* _WHAT IS NEEDED_:
Work through the records below and copy every line that includes "desc".

* _Data records for software interfaces_:
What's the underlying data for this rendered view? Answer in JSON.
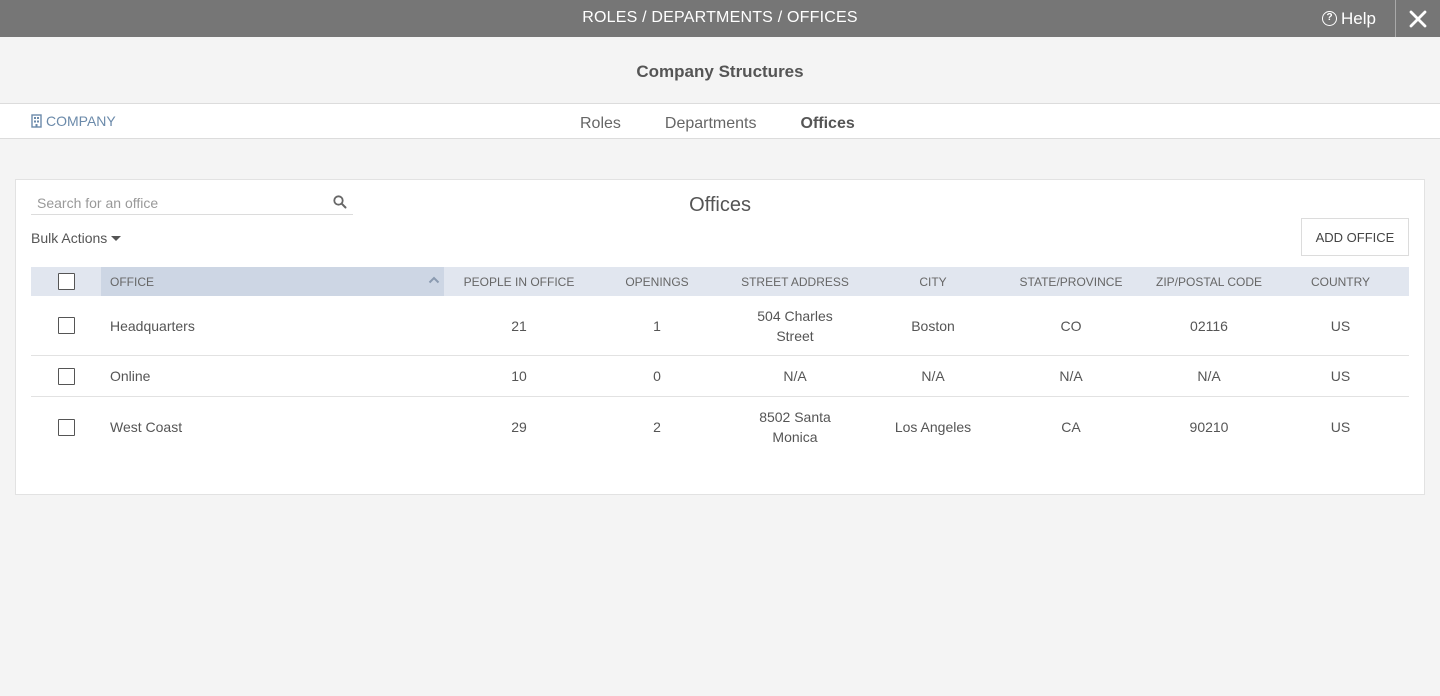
{
  "topbar": {
    "title": "ROLES / DEPARTMENTS / OFFICES",
    "help_label": "Help",
    "help_icon": "question-circle-icon",
    "close_icon": "close-icon"
  },
  "header": {
    "title": "Company Structures"
  },
  "nav": {
    "company_label": "COMPANY",
    "company_icon": "building-icon",
    "tabs": [
      {
        "label": "Roles",
        "active": false
      },
      {
        "label": "Departments",
        "active": false
      },
      {
        "label": "Offices",
        "active": true
      }
    ]
  },
  "card": {
    "title": "Offices",
    "search_placeholder": "Search for an office",
    "bulk_actions_label": "Bulk Actions",
    "add_button_label": "ADD OFFICE"
  },
  "table": {
    "columns": [
      "OFFICE",
      "PEOPLE IN OFFICE",
      "OPENINGS",
      "STREET ADDRESS",
      "CITY",
      "STATE/PROVINCE",
      "ZIP/POSTAL CODE",
      "COUNTRY"
    ],
    "rows": [
      {
        "office": "Headquarters",
        "people": "21",
        "openings": "1",
        "street": "504 Charles Street",
        "city": "Boston",
        "state": "CO",
        "zip": "02116",
        "country": "US"
      },
      {
        "office": "Online",
        "people": "10",
        "openings": "0",
        "street": "N/A",
        "city": "N/A",
        "state": "N/A",
        "zip": "N/A",
        "country": "US"
      },
      {
        "office": "West Coast",
        "people": "29",
        "openings": "2",
        "street": "8502 Santa Monica",
        "city": "Los Angeles",
        "state": "CA",
        "zip": "90210",
        "country": "US"
      }
    ]
  },
  "colors": {
    "topbar_bg": "#767676",
    "table_header_bg": "#e1e6ef",
    "sorted_header_bg": "#cdd6e4",
    "company_link": "#6b8aaa"
  }
}
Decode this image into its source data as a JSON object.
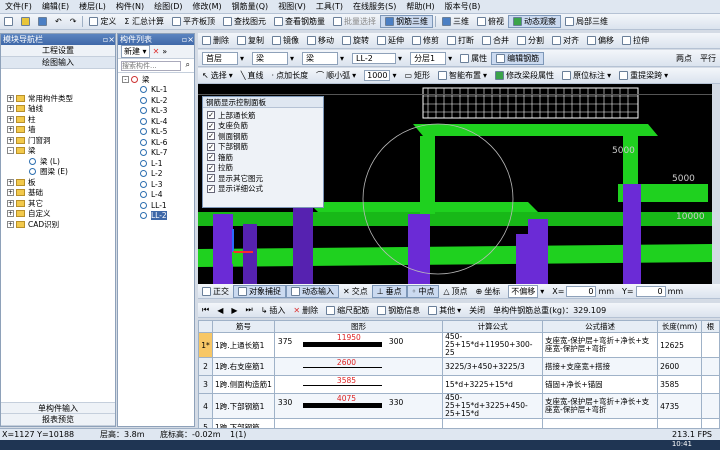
{
  "menu": [
    "文件(F)",
    "编辑(E)",
    "楼层(L)",
    "构件(N)",
    "绘图(D)",
    "修改(M)",
    "钢筋量(Q)",
    "视图(V)",
    "工具(T)",
    "在线服务(S)",
    "帮助(H)",
    "版本号(B)"
  ],
  "toolbar1": {
    "define": "定义",
    "sum": "Σ 汇总计算",
    "align": "平齐板顶",
    "find": "查找图元",
    "view_qty": "查看钢筋量",
    "batch": "批量选择",
    "rebar3d": "钢筋三维",
    "view3d": "三维",
    "plan": "俯视",
    "dynamic": "动态观察",
    "partial": "局部三维"
  },
  "toolbar2": {
    "delete": "删除",
    "copy": "复制",
    "mirror": "镜像",
    "move": "移动",
    "rotate": "旋转",
    "extend": "延伸",
    "trim": "修剪",
    "break": "打断",
    "merge": "合并",
    "split": "分割",
    "align": "对齐",
    "offset": "偏移",
    "stretch": "拉伸"
  },
  "toolbar3": {
    "floor": "首层",
    "type": "梁",
    "subtype": "梁",
    "name": "LL-2",
    "layer": "分层1",
    "props": "属性",
    "edit_rebar": "编辑钢筋",
    "two_point": "两点",
    "parallel": "平行"
  },
  "toolbar4": {
    "select": "选择",
    "line": "直线",
    "add_len": "点加长度",
    "arc": "顺小弧",
    "radius": "1000",
    "rect": "矩形",
    "smart": "智能布置",
    "modify_span": "修改梁段属性",
    "origin": "原位标注",
    "relabel": "重提梁跨"
  },
  "nav": {
    "title": "模块导航栏",
    "project_setup": "工程设置",
    "draw_input": "绘图输入",
    "items": [
      {
        "label": "常用构件类型",
        "exp": "+"
      },
      {
        "label": "轴线",
        "exp": "+"
      },
      {
        "label": "柱",
        "exp": "+"
      },
      {
        "label": "墙",
        "exp": "+"
      },
      {
        "label": "门窗洞",
        "exp": "+"
      },
      {
        "label": "梁",
        "exp": "-"
      },
      {
        "label": "梁 (L)",
        "sub": true
      },
      {
        "label": "圈梁 (E)",
        "sub": true
      },
      {
        "label": "板",
        "exp": "+"
      },
      {
        "label": "基础",
        "exp": "+"
      },
      {
        "label": "其它",
        "exp": "+"
      },
      {
        "label": "自定义",
        "exp": "+"
      },
      {
        "label": "CAD识别",
        "exp": "+"
      }
    ],
    "single_input": "单构件输入",
    "report": "报表预览"
  },
  "comp_list": {
    "title": "构件列表",
    "new": "新建",
    "search_placeholder": "搜索构件...",
    "root": "梁",
    "items": [
      "KL-1",
      "KL-2",
      "KL-3",
      "KL-4",
      "KL-5",
      "KL-6",
      "KL-7",
      "L-1",
      "L-2",
      "L-3",
      "L-4",
      "LL-1",
      "LL-2"
    ],
    "selected": "LL-2"
  },
  "rebar_panel": {
    "title": "钢筋显示控制面板",
    "items": [
      "上部通长筋",
      "支座负筋",
      "侧面钢筋",
      "下部钢筋",
      "箍筋",
      "拉筋",
      "显示其它图元",
      "显示详细公式"
    ]
  },
  "viewport": {
    "dim1": "5000",
    "dim2": "5000",
    "dim3": "10000"
  },
  "snap": {
    "ortho": "正交",
    "snap": "对象捕捉",
    "dyn": "动态输入",
    "cross": "交点",
    "vertical": "垂点",
    "mid": "中点",
    "top": "顶点",
    "coord": "坐标",
    "no_offset": "不偏移",
    "x": "X=",
    "x_val": "0",
    "mm": "mm",
    "y": "Y=",
    "y_val": "0",
    "mm2": "mm"
  },
  "rebar_toolbar": {
    "insert": "插入",
    "delete": "删除",
    "scale": "缩尺配筋",
    "info": "钢筋信息",
    "other": "其他",
    "close": "关闭",
    "weight": "单构件钢筋总重(kg)：329.109"
  },
  "table": {
    "headers": [
      "",
      "筋号",
      "图形",
      "计算公式",
      "公式描述",
      "长度(mm)",
      "根"
    ],
    "rows": [
      {
        "no": "1*",
        "name": "1跨.上通长筋1",
        "left": "375",
        "mid": "11950",
        "right": "300",
        "formula": "450-25+15*d+11950+300-25",
        "desc": "支座宽-保护层+弯折+净长+支座宽-保护层+弯折",
        "len": "12625"
      },
      {
        "no": "2",
        "name": "1跨.右支座筋1",
        "left": "",
        "mid": "2600",
        "right": "",
        "formula": "3225/3+450+3225/3",
        "desc": "搭接+支座宽+搭接",
        "len": "2600"
      },
      {
        "no": "3",
        "name": "1跨.侧面构造筋1",
        "left": "",
        "mid": "3585",
        "right": "",
        "formula": "15*d+3225+15*d",
        "desc": "锚固+净长+锚固",
        "len": "3585"
      },
      {
        "no": "4",
        "name": "1跨.下部钢筋1",
        "left": "330",
        "mid": "4075",
        "right": "330",
        "formula": "450-25+15*d+3225+450-25+15*d",
        "desc": "支座宽-保护层+弯折+净长+支座宽-保护层+弯折",
        "len": "4735"
      },
      {
        "no": "5",
        "name": "1跨.下部钢筋",
        "left": "",
        "mid": "",
        "right": "",
        "formula": "",
        "desc": "",
        "len": ""
      }
    ]
  },
  "status": {
    "coords": "X=1127 Y=10188",
    "floor_h": "层高：3.8m",
    "base_h": "底标高：-0.02m",
    "count": "1(1)",
    "fps": "213.1 FPS"
  },
  "taskbar": {
    "time": "10:41"
  },
  "colors": {
    "beam_green": "#1fd11f",
    "column_purple": "#6b2bd6",
    "axis_red": "#ff2a2a",
    "axis_blue": "#2a6aff",
    "rebar_white": "#ffffff"
  }
}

* _RESULT_:
        "desc": "支座宽-保护层+弯折+净长+支座宽-保护层+弯折",
        "desc": "搭接+支座宽+搭接",
        "desc": "锚固+净长+锚固",
        "desc": "支座宽-保护层+弯折+净长+支座宽-保护层+弯折",
        "desc": "",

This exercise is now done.